His character is a self-styled card shark while hers is more of a novice, yet she wins repeatedly, driving him further and further off the rails. Director Kathy Paladino has elicited two excellent performances and has enriched the story with videos depicting the pitiful existence at the facility.
Whitmyer beautifully captures the steely stubbornness of her role, deftly playing her hand to rattle her opponent’s cage before zeroing in for the kill. She also poignantly recounts Fonsia’s unfulfilled personal life, that of an elderly woman abandoned by the son she adored.
Kopps, whose character’s backstory is similar, adopts a superior, overarching attitude, jacking up the emotional temperature with each turn of the cards. He may be a bit young for the part, but he skillfully projects an old man’s rage and insecurity.
Playwright Coburn opened a few tender spaces in his plot where Weller and Fonsia might find common ground, such as their brief dance, and the Newport actors fill them nicely. These provide needed contrast while helping to flesh out the characters.
Andrew Otero's setting is as bare-bones as they come — a storeroom with a card table — emphasizing the futility of both the home and its occupants. Jackson Halphide and Brian Page contribute effective lighting and sound designs, respectively.
“The Gin Game” is a masterful character study which should resonate with a significant portion of its audience in this splendid revival at the Newport Theatre Arts Center.
Tom Titus reviews local theater.
IF YOU GO
What: “The Gin Game”
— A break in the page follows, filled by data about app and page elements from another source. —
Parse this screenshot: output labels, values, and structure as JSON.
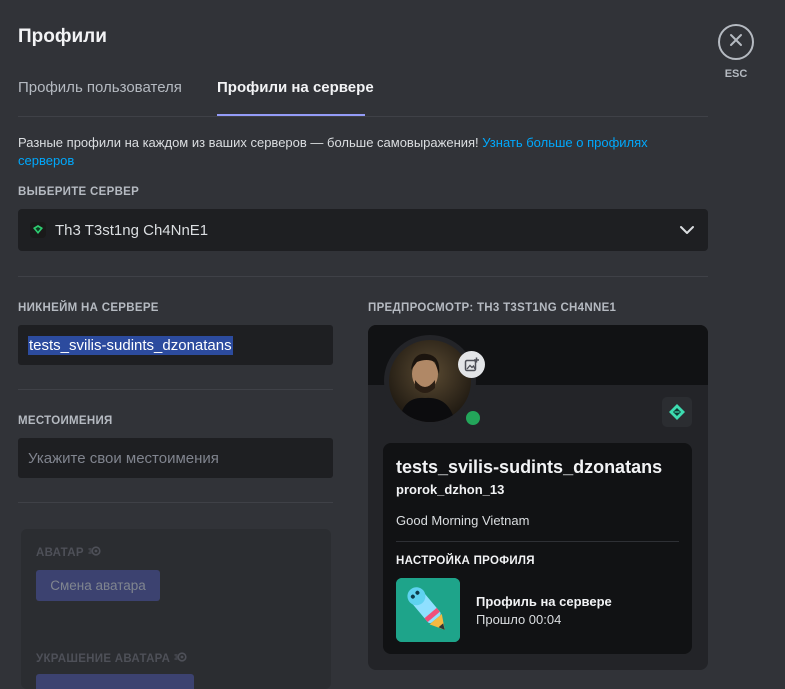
{
  "page": {
    "title": "Профили"
  },
  "tabs": [
    {
      "label": "Профиль пользователя",
      "active": false
    },
    {
      "label": "Профили на сервере",
      "active": true
    }
  ],
  "description": {
    "text": "Разные профили на каждом из ваших серверов — больше самовыражения! ",
    "link": "Узнать больше о профилях серверов"
  },
  "server_select": {
    "label": "ВЫБЕРИТЕ СЕРВЕР",
    "value": "Th3 T3st1ng Ch4NnE1",
    "icon": "server-icon"
  },
  "nickname": {
    "label": "НИКНЕЙМ НА СЕРВЕРЕ",
    "value": "tests_svilis-sudints_dzonatans"
  },
  "pronouns": {
    "label": "МЕСТОИМЕНИЯ",
    "placeholder": "Укажите свои местоимения"
  },
  "avatar_section": {
    "label": "АВАТАР",
    "button": "Смена аватара",
    "decoration_label": "УКРАШЕНИЕ АВАТАРА"
  },
  "preview": {
    "label": "ПРЕДПРОСМОТР: TH3 T3ST1NG CH4NNE1",
    "display_name": "tests_svilis-sudints_dzonatans",
    "username": "prorok_dzhon_13",
    "bio": "Good Morning Vietnam",
    "section_label": "НАСТРОЙКА ПРОФИЛЯ",
    "activity_title": "Профиль на сервере",
    "activity_time": "Прошло 00:04",
    "status": "online"
  },
  "close": {
    "label": "ESC",
    "icon": "close-icon"
  },
  "colors": {
    "background": "#313338",
    "accent": "#949cf7",
    "link": "#00a8fc",
    "online": "#23a55a",
    "selection": "#2c4b9e"
  }
}
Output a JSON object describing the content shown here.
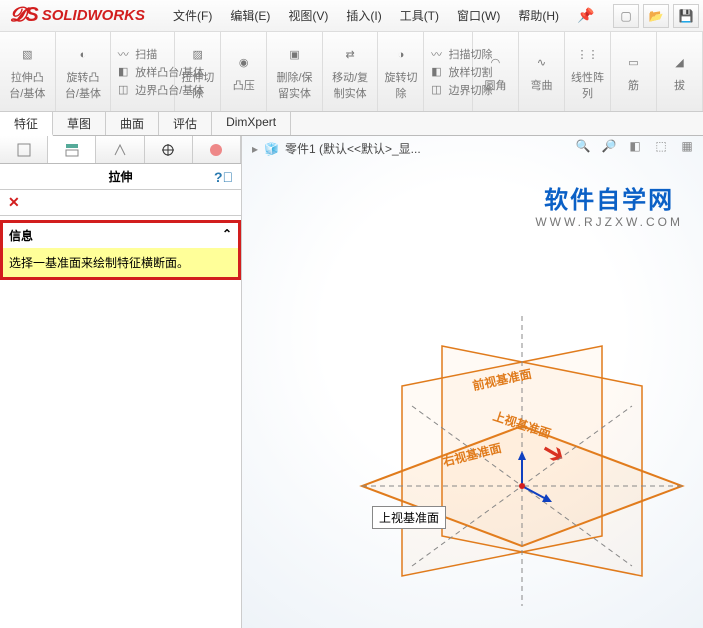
{
  "app": {
    "logo_text": "SOLIDWORKS"
  },
  "menus": [
    "文件(F)",
    "编辑(E)",
    "视图(V)",
    "插入(I)",
    "工具(T)",
    "窗口(W)",
    "帮助(H)"
  ],
  "ribbon": {
    "large": [
      {
        "label": "拉伸凸台/基体"
      },
      {
        "label": "旋转凸台/基体"
      }
    ],
    "sweep_group": [
      "扫描",
      "放样凸台/基体",
      "边界凸台/基体"
    ],
    "large2": [
      {
        "label": "拉伸切除"
      },
      {
        "label": "凸压",
        "sub": ""
      },
      {
        "label": "删除/保留实体"
      },
      {
        "label": "移动/复制实体"
      },
      {
        "label": "旋转切除"
      }
    ],
    "cut_group": [
      "扫描切除",
      "放样切割",
      "边界切除"
    ],
    "large3": [
      {
        "label": "圆角"
      },
      {
        "label": "弯曲"
      },
      {
        "label": "线性阵列"
      },
      {
        "label": "筋"
      },
      {
        "label": "拔"
      }
    ]
  },
  "tabs": [
    "特征",
    "草图",
    "曲面",
    "评估",
    "DimXpert"
  ],
  "panel": {
    "title": "拉伸",
    "info_head": "信息",
    "info_body": "选择一基准面来绘制特征横断面。"
  },
  "breadcrumb": {
    "part": "零件1 (默认<<默认>_显..."
  },
  "planes": {
    "front": "前视基准面",
    "top": "上视基准面",
    "right": "右视基准面",
    "tooltip": "上视基准面"
  },
  "watermark": {
    "cn": "软件自学网",
    "url": "WWW.RJZXW.COM"
  },
  "colors": {
    "accent": "#e07b1c",
    "red": "#d21e1e",
    "blue": "#0b60c6"
  }
}
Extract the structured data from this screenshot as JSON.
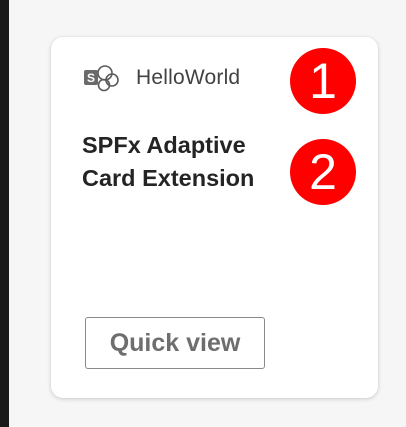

Where: Newport Theatre Arts Center, 2501 Cliff Drive, Newport Beach
When: Thursdays through Saturdays at 8 p.m., Sundays at 2 p.m. until Feb. 17